The Yavneh leader expressed that the threat was troubling him on an emotional level.
“I think it’s sad we live in these times that schools, which are meant to be a safe and happy place, need to send children home because of these types of threats,” he said. “We hope and pray for better days.”
Press release from Patrick Boland regarding the LAUSD shutdown
Intelligence Committee Ranking Member Schiff Statement on School Closings
Washington, DC – Today, Rep. Adam Schiff (D-Burbank, CA), the Ranking Member of the House Permanent Select Committee on Intelligence, released the following statement after receiving a preliminary briefing:
“While we continue to gather information about the threat made against the Los Angeles and New York School Departments, the preliminary assessment is that it was a hoax or something designed to disrupt school districts in large cities. The investigation is ongoing as to where the threat originated from and who was responsible.

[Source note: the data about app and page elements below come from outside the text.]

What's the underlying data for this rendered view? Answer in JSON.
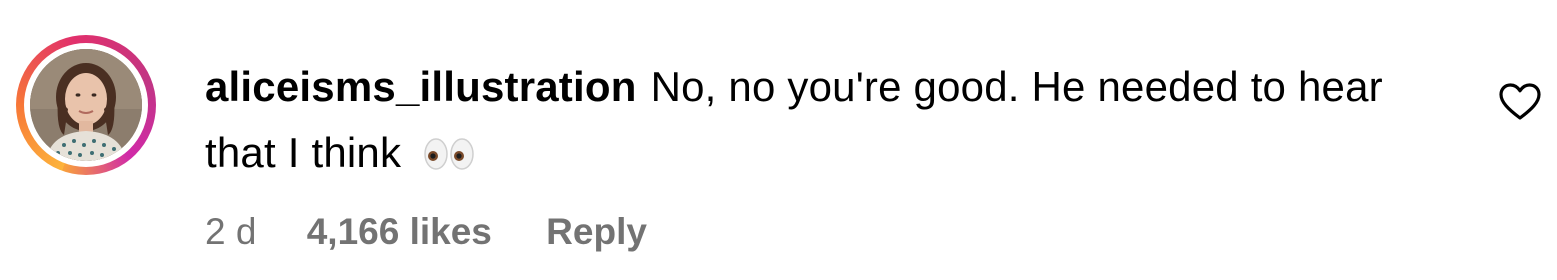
{
  "comment": {
    "username": "aliceisms_illustration",
    "text": "No, no you're good. He needed to hear that I think",
    "emoji": "eyes",
    "timestamp": "2 d",
    "likes": "4,166 likes",
    "reply_label": "Reply"
  },
  "colors": {
    "text": "#000000",
    "meta": "#737373",
    "ring_start": "#fdb43b",
    "ring_end": "#d02aa8"
  },
  "icons": {
    "like": "heart-outline-icon",
    "emoji": "eyes-emoji-icon"
  }
}
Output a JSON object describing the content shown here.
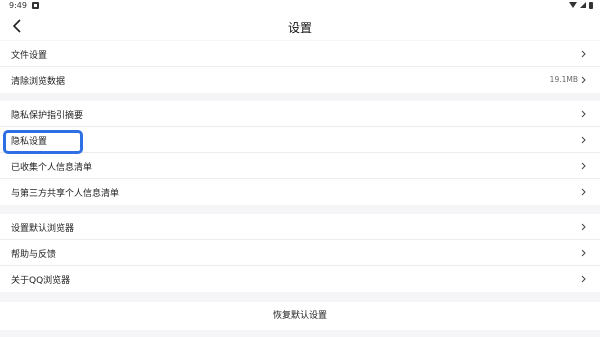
{
  "status_bar": {
    "time": "9:49",
    "icons": [
      "notification-icon",
      "wifi-icon",
      "signal-icon",
      "battery-icon"
    ]
  },
  "nav": {
    "title": "设置",
    "back_icon": "chevron-left-icon"
  },
  "groups": [
    {
      "items": [
        {
          "label": "文件设置",
          "value": ""
        },
        {
          "label": "清除浏览数据",
          "value": "19.1MB"
        }
      ]
    },
    {
      "items": [
        {
          "label": "隐私保护指引摘要",
          "value": ""
        },
        {
          "label": "隐私设置",
          "value": "",
          "highlighted": true
        },
        {
          "label": "已收集个人信息清单",
          "value": ""
        },
        {
          "label": "与第三方共享个人信息清单",
          "value": ""
        }
      ]
    },
    {
      "items": [
        {
          "label": "设置默认浏览器",
          "value": ""
        },
        {
          "label": "帮助与反馈",
          "value": ""
        },
        {
          "label": "关于QQ浏览器",
          "value": ""
        }
      ]
    }
  ],
  "restore_label": "恢复默认设置",
  "colors": {
    "highlight": "#2f6fe4",
    "background": "#f5f5f7",
    "surface": "#ffffff"
  }
}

“The safety of our communities and particularly our young people is paramount. At the same time, in an environment in which it is very easy to transmit threats, real and otherwise, and when fear and disruption may be the goal as well as the effect, communities and law enforcement will need to make a difficult judgment as to how to respond in a variety of circumstances. The goal of the intelligence and federal law enforcement community should be to assist local authorities with as timely information as possible to help inform those judgments. I will continue to urge the intelligence and federal law enforcement community to share as much information as it can, as quickly as it is able.”